As millions continue to face a future of food poverty, lessons can be learned by considering how farmer cooperatives succeeded in improving India's food security. 'Operation Flood', which revitalised the Indian dairy industry between 1970 and 1996, was the world's largest development programme, however critics accused it of luring India to neocolonial dependence on European surpluses. Eventually the perils of reliance on food aid were managed by proper pricing policies that both benefited rural farming families and wiped out urban 'milk famines'. In 2008 the World Bank hailed the programme's success and now promotes similar schemes in Africa. A detailed understanding of India's White Revolution is therefore imperative in the context of its future use in the developing world.
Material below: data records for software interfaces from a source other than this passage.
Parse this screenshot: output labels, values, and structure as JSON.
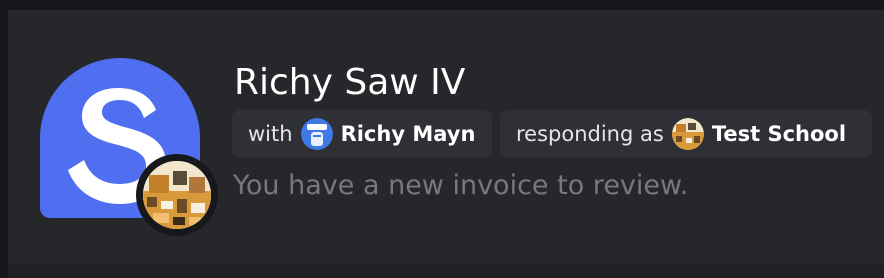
{
  "notification": {
    "title": "Richy Saw IV",
    "with_label": "with",
    "with_name": "Richy Mayn",
    "responding_label": "responding as",
    "responding_name": "Test School",
    "message": "You have a new invoice to review."
  },
  "icons": {
    "main_avatar": "s-logo-icon",
    "badge_avatar": "school-avatar-icon",
    "with_avatar": "person-avatar-icon",
    "responding_avatar": "school-avatar-icon"
  },
  "colors": {
    "background": "#17181c",
    "card": "#26272b",
    "chip": "#2f3035",
    "brand_blue": "#4f6ef0",
    "muted_text": "#77787f"
  }
}
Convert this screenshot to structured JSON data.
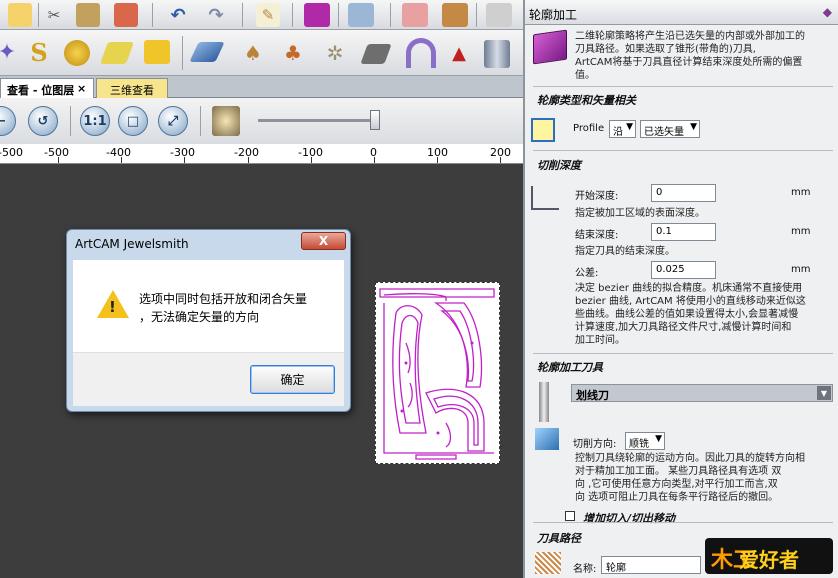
{
  "tabs": {
    "view2d": "查看 - 位图层",
    "view2d_close": "×",
    "view3d": "三维查看"
  },
  "ruler": {
    "labels": [
      "-500",
      "-400",
      "-300",
      "-200",
      "-100",
      "0",
      "100",
      "200"
    ]
  },
  "dialog": {
    "title": "ArtCAM Jewelsmith",
    "close": "X",
    "message_line1": "选项中同时包括开放和闭合矢量",
    "message_line2": "，无法确定矢量的方向",
    "ok": "确定"
  },
  "panel": {
    "title": "轮廓加工",
    "intro_1": "二维轮廓策略将产生沿已选矢量的内部或外部加工的",
    "intro_2": "刀具路径。如果选取了锥形(带角的)刀具,",
    "intro_3": "ArtCAM将基于刀具直径计算结束深度处所需的偏置",
    "intro_4": "值。",
    "section_profile": "轮廓类型和矢量相关",
    "profile_label": "Profile",
    "profile_side": "沿",
    "profile_vectors": "已选矢量",
    "section_depth": "切削深度",
    "start_depth_label": "开始深度:",
    "start_depth_value": "0",
    "start_depth_unit": "mm",
    "start_depth_hint": "指定被加工区域的表面深度。",
    "end_depth_label": "结束深度:",
    "end_depth_value": "0.1",
    "end_depth_unit": "mm",
    "end_depth_hint": "指定刀具的结束深度。",
    "tolerance_label": "公差:",
    "tolerance_value": "0.025",
    "tolerance_unit": "mm",
    "tol_hint_1": "决定 bezier 曲线的拟合精度。机床通常不直接使用",
    "tol_hint_2": "bezier 曲线, ArtCAM 将使用小的直线移动来近似这",
    "tol_hint_3": "些曲线。曲线公差的值如果设置得太小,会显著减慢",
    "tol_hint_4": "计算速度,加大刀具路径文件尺寸,减慢计算时间和",
    "tol_hint_5": "加工时间。",
    "section_tool": "轮廓加工刀具",
    "tool_name": "划线刀",
    "tool_dd": "▼",
    "cut_dir_label": "切削方向:",
    "cut_dir_value": "顺铣",
    "cut_hint_1": "控制刀具绕轮廓的运动方向。因此刀具的旋转方向相",
    "cut_hint_2": "对于精加工加工面。 某些刀具路径具有选项 双",
    "cut_hint_3": "向 ,它可使用任意方向类型,对平行加工而言,双",
    "cut_hint_4": "向 选项可阻止刀具在每条平行路径后的撤回。",
    "section_leadin": "增加切入/切出移动",
    "section_toolpath": "刀具路径",
    "name_label": "名称:",
    "name_value": "轮廓",
    "pin": "◆"
  },
  "logo": {
    "mark": "木工",
    "text": "爱好者"
  },
  "icons": [
    "cut-icon",
    "copy-icon",
    "paste-icon",
    "undo-icon",
    "redo-icon",
    "notepad-icon",
    "book-icon",
    "paint-icon",
    "figure-icon",
    "bear-icon",
    "robot-icon"
  ]
}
Bruce A. Scholten is Honorary Research Fellow in the Department of Geography, Durham University. He has written on agricultural policy for a variety of international publications and his current research focus is the political economy of food. He grew up on a dairy farm near Lynden, Washington, USA.